*Problem requirements*: Examine each line in the records below for the word "content". Report how many lines contain it, and nothing else.

*Available data*:
-------
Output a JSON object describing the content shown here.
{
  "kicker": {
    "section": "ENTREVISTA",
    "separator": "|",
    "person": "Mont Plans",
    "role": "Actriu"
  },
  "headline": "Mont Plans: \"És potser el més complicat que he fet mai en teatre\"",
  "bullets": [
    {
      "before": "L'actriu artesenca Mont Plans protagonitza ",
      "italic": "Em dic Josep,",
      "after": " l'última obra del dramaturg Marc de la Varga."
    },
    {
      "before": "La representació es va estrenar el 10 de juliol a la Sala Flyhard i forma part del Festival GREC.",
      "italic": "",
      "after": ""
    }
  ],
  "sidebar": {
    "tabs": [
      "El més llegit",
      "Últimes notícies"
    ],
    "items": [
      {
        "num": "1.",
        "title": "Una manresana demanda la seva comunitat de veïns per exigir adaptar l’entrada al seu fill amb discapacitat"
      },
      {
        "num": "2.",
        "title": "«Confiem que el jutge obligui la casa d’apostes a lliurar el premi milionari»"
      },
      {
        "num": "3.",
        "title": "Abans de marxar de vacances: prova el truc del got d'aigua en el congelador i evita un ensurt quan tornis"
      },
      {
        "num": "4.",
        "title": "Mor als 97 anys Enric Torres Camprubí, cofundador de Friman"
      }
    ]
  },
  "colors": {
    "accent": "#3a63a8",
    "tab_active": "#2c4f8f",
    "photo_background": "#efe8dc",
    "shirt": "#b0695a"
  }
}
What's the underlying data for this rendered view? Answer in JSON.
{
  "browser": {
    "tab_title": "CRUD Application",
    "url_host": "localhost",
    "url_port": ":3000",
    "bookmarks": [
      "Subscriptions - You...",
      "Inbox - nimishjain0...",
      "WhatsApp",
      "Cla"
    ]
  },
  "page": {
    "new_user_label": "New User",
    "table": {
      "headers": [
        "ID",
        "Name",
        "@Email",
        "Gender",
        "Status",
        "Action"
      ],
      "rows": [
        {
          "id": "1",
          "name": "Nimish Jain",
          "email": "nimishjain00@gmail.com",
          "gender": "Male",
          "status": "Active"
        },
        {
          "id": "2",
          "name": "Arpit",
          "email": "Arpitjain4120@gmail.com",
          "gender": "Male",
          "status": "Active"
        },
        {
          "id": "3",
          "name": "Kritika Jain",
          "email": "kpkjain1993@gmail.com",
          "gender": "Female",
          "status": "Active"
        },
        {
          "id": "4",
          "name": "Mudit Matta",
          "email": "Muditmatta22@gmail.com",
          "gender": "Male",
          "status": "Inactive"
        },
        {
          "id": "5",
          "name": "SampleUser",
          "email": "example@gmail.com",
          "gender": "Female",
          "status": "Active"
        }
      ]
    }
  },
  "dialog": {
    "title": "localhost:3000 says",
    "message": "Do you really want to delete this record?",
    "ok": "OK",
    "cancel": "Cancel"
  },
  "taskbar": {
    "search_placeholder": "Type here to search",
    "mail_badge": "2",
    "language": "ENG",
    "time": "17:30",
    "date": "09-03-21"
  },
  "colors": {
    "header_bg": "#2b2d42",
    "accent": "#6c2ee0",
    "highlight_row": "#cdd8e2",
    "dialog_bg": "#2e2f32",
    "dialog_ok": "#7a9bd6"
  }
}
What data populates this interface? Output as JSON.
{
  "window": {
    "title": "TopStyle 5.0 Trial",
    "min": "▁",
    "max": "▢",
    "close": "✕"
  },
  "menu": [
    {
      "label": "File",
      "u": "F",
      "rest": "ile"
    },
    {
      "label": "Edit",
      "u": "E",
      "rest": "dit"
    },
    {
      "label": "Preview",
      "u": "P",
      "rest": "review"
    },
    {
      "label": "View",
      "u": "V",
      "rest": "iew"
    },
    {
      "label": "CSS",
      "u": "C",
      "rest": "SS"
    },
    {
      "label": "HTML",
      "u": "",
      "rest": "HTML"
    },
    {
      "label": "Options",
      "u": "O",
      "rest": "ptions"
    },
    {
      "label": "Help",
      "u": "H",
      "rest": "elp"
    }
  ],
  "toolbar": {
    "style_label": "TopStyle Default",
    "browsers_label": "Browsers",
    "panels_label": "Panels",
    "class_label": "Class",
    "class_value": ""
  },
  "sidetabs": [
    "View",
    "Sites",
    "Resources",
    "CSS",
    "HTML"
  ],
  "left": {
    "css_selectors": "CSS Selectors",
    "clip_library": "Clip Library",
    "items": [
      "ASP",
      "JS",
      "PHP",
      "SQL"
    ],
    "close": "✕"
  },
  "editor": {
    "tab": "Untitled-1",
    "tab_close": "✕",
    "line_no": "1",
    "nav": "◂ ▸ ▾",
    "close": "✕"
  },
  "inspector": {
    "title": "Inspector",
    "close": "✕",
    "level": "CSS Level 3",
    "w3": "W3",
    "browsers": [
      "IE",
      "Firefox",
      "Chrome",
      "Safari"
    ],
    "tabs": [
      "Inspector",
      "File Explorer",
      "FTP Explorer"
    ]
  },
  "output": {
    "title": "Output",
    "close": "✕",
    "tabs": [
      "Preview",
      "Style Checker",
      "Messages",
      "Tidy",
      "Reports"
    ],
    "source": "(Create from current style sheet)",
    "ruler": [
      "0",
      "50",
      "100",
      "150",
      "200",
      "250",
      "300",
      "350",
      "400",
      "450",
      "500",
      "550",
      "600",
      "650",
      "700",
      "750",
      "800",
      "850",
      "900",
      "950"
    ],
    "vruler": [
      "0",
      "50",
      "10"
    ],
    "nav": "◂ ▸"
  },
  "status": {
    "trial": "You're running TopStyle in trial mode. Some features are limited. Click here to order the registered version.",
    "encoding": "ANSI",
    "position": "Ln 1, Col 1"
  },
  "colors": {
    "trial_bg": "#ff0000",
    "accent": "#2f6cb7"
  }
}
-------
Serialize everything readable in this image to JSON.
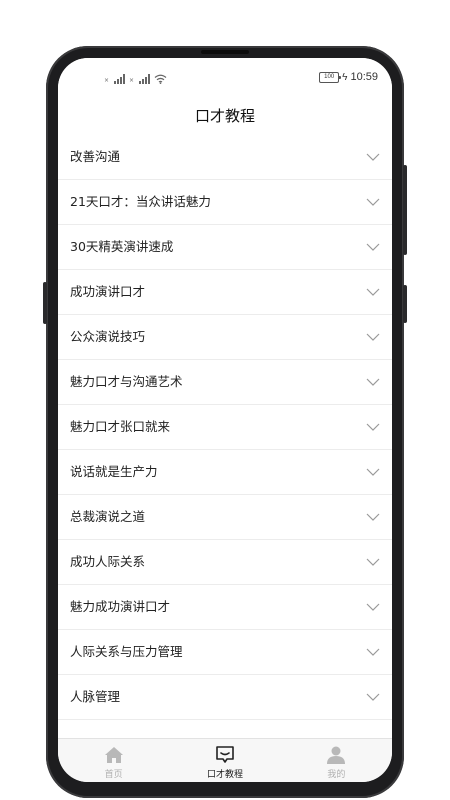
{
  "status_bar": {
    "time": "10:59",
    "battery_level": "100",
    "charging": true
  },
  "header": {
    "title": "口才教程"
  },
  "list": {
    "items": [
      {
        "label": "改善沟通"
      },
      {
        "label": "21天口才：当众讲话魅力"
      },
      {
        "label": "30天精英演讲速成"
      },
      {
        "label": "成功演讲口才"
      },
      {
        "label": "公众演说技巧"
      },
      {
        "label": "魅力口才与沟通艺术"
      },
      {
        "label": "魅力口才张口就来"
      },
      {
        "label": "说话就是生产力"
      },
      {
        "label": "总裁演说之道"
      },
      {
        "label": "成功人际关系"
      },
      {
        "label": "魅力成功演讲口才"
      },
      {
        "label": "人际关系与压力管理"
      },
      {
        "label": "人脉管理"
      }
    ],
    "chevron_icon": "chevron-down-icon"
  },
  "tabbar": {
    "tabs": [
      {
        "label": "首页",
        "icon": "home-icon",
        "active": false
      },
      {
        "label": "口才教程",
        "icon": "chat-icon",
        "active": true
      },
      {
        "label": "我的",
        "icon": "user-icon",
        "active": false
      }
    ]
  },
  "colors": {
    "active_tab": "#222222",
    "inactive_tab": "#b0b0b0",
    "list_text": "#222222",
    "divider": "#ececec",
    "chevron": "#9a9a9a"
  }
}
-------
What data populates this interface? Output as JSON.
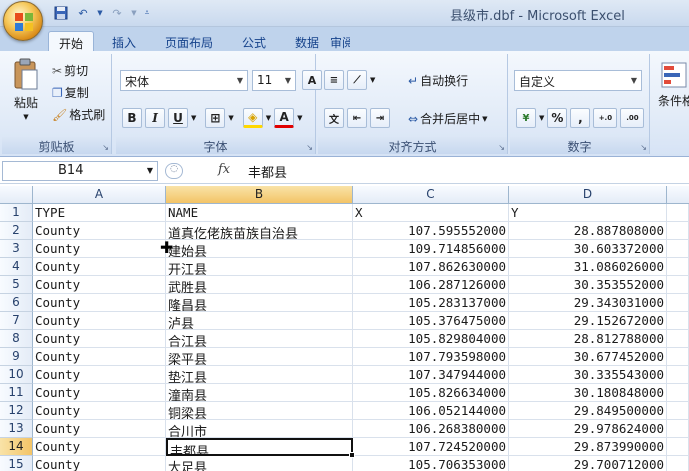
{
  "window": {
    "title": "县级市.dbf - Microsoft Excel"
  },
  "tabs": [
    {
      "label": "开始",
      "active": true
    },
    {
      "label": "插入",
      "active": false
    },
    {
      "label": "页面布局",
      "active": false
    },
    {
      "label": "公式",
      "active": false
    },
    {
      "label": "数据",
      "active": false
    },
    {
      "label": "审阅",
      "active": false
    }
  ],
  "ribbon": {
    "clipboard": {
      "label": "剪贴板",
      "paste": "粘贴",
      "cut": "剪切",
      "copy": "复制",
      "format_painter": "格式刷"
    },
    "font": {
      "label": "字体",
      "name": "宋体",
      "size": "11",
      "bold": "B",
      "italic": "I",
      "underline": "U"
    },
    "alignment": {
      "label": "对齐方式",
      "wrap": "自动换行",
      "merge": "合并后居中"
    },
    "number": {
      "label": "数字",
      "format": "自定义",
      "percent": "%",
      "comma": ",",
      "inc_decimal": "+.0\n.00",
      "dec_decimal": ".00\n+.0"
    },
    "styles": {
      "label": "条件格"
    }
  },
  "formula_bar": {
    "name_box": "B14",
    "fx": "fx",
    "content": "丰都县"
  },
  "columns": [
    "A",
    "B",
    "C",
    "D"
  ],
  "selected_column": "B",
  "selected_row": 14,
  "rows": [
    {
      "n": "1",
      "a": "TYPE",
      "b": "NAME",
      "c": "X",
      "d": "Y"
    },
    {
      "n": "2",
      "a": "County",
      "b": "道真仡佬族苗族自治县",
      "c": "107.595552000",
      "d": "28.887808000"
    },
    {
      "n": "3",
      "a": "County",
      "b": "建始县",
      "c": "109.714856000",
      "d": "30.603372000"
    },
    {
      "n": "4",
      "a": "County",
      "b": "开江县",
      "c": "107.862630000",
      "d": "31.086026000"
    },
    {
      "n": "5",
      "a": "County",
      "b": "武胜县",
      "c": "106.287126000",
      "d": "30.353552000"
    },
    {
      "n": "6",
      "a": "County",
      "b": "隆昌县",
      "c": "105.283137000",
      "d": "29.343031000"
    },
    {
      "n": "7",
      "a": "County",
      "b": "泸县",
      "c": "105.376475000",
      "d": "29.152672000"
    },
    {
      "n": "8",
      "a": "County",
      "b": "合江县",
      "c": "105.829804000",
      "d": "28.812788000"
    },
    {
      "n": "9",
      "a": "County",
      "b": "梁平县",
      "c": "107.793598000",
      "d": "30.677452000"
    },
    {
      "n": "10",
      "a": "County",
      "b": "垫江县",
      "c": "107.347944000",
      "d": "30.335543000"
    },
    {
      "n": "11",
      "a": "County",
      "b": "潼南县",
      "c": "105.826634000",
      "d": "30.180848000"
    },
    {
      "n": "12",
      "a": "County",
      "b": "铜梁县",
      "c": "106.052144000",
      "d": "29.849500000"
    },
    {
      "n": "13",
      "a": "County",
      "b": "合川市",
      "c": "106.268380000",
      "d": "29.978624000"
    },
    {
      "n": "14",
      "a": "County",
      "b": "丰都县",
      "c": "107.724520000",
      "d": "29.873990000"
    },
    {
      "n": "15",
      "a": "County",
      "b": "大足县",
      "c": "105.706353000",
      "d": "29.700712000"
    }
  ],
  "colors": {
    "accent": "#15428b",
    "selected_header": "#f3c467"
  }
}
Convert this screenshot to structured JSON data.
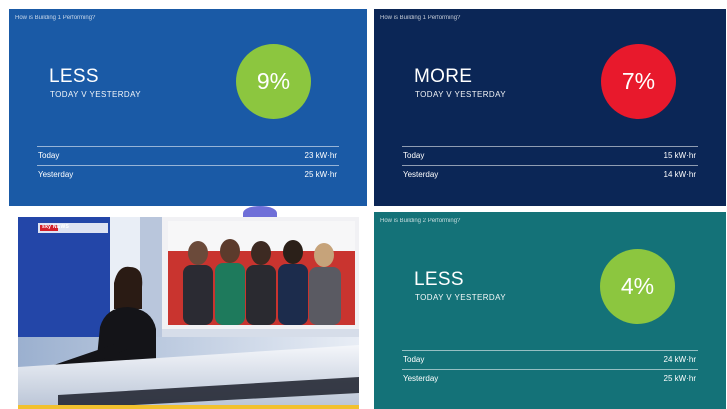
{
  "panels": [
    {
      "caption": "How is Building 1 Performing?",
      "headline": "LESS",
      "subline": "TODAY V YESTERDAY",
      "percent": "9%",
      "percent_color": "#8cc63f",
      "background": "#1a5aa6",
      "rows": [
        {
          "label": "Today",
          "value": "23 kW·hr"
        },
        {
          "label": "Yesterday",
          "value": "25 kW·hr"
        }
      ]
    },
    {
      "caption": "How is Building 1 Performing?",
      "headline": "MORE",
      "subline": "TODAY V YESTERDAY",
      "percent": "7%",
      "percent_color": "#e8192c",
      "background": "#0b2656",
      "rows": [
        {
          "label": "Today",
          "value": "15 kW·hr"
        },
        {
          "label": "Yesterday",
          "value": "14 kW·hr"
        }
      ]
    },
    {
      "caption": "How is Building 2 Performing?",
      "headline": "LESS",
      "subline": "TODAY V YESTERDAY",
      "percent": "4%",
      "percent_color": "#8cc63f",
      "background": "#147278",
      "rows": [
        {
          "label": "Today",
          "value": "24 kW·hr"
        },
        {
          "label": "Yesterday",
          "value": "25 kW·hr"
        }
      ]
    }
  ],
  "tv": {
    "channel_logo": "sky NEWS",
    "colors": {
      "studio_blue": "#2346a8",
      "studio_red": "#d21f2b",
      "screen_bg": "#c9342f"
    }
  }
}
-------
*Output of the task*: 2